The arrangement of Oleo is also unique; the only constant is Percy Heath's spry walking bass line. In the statement of the "head" Miles Davis' Harmon-muted trumpet and Sonny's tenor in play unison over the bass-line with Kenny Clarke's understated drums and Horace Silver's melodic chordal comping coming in for the bridge. During the solos this arrangement remains basically the same although Clarke's drumming comes in, subtly, during the A sections and with a little more panache in the B.
Miles' solo is a gem of understatement - the first few bars are dashed off like a child's rope skipping song with a brilliant sweeping bop line here and there; predominately on the turnarounds.

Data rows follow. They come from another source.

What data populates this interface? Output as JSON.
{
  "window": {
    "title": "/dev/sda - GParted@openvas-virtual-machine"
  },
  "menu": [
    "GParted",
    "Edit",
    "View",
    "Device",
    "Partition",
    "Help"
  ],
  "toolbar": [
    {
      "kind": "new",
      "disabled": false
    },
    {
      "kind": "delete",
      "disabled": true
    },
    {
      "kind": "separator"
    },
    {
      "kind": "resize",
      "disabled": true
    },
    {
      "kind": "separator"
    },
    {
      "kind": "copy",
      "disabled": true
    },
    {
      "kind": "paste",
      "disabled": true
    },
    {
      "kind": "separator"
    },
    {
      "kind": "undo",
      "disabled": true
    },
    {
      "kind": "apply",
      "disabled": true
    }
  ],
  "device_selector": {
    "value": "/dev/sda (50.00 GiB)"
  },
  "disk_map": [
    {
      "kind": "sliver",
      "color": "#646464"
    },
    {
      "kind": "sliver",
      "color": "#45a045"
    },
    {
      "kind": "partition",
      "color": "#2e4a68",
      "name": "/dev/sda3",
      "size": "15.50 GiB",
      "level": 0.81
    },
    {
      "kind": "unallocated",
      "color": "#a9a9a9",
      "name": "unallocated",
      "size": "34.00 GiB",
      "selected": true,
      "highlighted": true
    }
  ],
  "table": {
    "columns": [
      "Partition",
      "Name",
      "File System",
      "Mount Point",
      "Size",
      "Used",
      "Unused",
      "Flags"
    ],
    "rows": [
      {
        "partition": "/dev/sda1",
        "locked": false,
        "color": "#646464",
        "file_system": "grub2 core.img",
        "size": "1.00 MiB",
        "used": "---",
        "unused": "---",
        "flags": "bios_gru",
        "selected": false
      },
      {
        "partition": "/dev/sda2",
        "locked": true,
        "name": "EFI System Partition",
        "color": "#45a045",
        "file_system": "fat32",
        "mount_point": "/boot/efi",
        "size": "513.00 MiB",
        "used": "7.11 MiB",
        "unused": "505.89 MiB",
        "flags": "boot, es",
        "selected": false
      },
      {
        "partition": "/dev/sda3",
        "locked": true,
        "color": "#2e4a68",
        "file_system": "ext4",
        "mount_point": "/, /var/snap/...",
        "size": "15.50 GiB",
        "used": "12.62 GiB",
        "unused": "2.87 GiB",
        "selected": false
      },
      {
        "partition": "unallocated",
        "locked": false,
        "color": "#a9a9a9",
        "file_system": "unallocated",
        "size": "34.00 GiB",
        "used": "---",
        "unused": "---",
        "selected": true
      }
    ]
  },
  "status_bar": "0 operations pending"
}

While Miles's phrasing is already sparse and punctuated by empty bars, in Sonny's solo the phrases are more explosive but, in his first chorus, he leaves as much 2 or 3 bars empty. In the second chorus, after short, abstract jabs he pauses in and gathers himself before jumping into an extended line punctuated with accented peaks; picture a childlike figure cut at odd angles on paper folded in layers and then suddenly unfolded, a neo-bop daisy chain with sunlight pouring through each section differently.
Monday, April 13, 2009
The Lake - Ernest Blumenschein
I live about three blocks from the Phoenix Art Museum and you would think I was a frequent visitor. Alas, it's a case of jaded convenience; already a procrastinator, I am comforted by the proximity of the Museum and set my intended visits upon the enormous heap labeled, "Things That I Really Want to Do That Can Always Be Done Later".
However, when I do get around to it, I love to go to the permanent collection and ritually soak up the "rays" from a few favorite paintings. One of my favorites is Ernest Blumenschein's "The Lake". Blumenschein captures the mystical, dramatic beauty of the Southwest - in his case New Mexico - but brings a decorative
element to the scene. Decorative, in the sense of using design elements suggested by the natural scene that are not there but that bring a unifying and personal element. Often Blumenschein has a shimmering detail - as of the reflection of the land and sky on the wind-stirred ripples that rake a watery surface - in the foreground and then a kind of sculptural, blocky, background of clouds or mountains that seems art deco.
Eagles Nest Lake
Presently, the Museum is showing a complete exhibit of Blumenschein's work and I have been blessed to see a great many works I never knew of. Though his paintings of Native American figures are impressive in their execution and color, I always have the nagging feeling that this caters to a kind of Eastern tourist fascination of the time. This may have not been Blumenschein's intent but I, as a resident of Phoenix, have seen quite enough of this sort of thing. It's the Blumenschein high desert landscapes, especially the water scenes therein, that speak to me and seem to be entirely unique and non-traditional.
Blumenschein was very fond of fishing, and though he later tended to move away from portrayals of the human figure as his landscapes came to the fore, he often punctuated his lake and river scenes with tiny figures of fishermen, either solitary or in groups.
Before taking up a career as an illustrator and then fine artist, Blumenschein was a musical prodigy on violin. Beginning musical studies in his native Ohio, Blumenschein moved on to New York City to study painting at the Art Students League.
To support himself, he took on a position as first violinist in the New York Symphony, conducted at that time by the great composer, Anton Dvorak. The story goes that Dvorak immediately hired the young Blumenschein for the first violin chair merely after hearing him play a D minor scale!
As Joan Carpenter Troccoli puts it in her masterful, "Painters and the American West; the Anschutz Collection"
"...his paintings seem analogous to music in their rhythm and repetition. One might even say the roundness of tone sought by musician's echoed in his sculptural forms."